** About this exercise **
Using the listing below, give the number of lines where "icon" appears, and nothing else.
Supplied records START
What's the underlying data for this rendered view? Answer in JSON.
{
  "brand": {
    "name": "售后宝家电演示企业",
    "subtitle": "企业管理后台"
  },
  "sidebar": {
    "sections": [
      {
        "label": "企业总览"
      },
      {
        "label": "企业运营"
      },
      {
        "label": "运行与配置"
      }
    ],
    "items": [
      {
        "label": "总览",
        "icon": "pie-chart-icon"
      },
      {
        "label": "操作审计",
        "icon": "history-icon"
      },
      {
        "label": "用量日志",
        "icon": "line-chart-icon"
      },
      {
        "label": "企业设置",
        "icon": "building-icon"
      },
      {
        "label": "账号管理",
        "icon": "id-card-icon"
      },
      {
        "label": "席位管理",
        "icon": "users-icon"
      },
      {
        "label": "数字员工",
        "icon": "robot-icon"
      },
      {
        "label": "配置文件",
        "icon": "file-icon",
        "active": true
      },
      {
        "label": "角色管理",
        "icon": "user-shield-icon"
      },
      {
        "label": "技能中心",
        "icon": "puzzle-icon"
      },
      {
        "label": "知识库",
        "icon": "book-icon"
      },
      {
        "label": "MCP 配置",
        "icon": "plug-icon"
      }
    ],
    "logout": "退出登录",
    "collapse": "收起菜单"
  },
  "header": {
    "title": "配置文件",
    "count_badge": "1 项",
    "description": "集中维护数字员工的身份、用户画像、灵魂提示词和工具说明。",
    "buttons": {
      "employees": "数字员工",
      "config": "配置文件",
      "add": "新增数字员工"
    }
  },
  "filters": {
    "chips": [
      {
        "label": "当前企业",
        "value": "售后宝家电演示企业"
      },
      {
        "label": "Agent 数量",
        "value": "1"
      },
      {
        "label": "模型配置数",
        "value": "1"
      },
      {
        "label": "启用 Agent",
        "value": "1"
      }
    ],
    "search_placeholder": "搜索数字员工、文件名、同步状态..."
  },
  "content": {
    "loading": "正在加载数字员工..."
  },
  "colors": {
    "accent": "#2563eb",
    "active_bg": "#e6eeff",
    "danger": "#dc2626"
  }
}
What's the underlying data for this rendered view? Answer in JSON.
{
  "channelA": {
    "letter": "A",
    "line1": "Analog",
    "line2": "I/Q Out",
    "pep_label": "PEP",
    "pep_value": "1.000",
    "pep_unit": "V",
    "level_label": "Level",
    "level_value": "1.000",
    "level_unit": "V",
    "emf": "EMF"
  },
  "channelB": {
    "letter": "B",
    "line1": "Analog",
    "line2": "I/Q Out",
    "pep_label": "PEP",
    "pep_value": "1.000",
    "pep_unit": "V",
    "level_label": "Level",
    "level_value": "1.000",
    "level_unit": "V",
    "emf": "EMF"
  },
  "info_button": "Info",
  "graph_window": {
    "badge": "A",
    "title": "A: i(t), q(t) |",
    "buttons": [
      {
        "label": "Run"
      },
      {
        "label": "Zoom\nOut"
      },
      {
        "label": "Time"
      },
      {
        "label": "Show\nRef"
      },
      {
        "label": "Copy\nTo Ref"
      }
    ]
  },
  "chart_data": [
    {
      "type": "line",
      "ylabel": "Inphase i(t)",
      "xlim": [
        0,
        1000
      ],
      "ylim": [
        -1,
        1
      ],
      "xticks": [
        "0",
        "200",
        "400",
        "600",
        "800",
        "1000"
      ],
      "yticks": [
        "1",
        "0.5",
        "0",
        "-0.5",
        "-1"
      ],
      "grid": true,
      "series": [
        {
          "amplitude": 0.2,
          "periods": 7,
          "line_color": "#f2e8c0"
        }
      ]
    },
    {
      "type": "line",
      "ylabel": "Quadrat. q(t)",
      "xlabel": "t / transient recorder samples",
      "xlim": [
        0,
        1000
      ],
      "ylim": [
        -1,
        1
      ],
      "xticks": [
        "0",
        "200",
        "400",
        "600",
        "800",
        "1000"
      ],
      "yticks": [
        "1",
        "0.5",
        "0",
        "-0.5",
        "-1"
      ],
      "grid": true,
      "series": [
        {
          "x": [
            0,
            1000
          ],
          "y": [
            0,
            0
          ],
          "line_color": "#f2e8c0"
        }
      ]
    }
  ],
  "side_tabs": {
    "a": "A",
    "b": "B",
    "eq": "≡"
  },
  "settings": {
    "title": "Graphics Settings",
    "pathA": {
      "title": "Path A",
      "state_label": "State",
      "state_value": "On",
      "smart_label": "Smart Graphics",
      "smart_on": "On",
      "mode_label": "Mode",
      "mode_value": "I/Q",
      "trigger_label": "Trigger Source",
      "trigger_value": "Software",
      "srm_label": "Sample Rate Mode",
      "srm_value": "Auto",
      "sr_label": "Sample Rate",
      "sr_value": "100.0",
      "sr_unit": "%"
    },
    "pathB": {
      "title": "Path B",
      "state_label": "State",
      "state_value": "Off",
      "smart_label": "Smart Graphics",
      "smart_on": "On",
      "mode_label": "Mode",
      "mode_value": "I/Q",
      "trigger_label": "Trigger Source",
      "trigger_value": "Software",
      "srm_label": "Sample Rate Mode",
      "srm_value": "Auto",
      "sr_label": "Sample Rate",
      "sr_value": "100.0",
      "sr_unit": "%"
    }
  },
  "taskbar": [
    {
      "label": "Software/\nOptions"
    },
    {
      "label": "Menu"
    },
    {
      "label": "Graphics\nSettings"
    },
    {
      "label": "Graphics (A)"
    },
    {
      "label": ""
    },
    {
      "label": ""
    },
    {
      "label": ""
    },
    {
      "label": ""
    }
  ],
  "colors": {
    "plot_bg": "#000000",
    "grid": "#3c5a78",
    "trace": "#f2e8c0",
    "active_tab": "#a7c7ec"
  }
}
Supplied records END
** Result **
12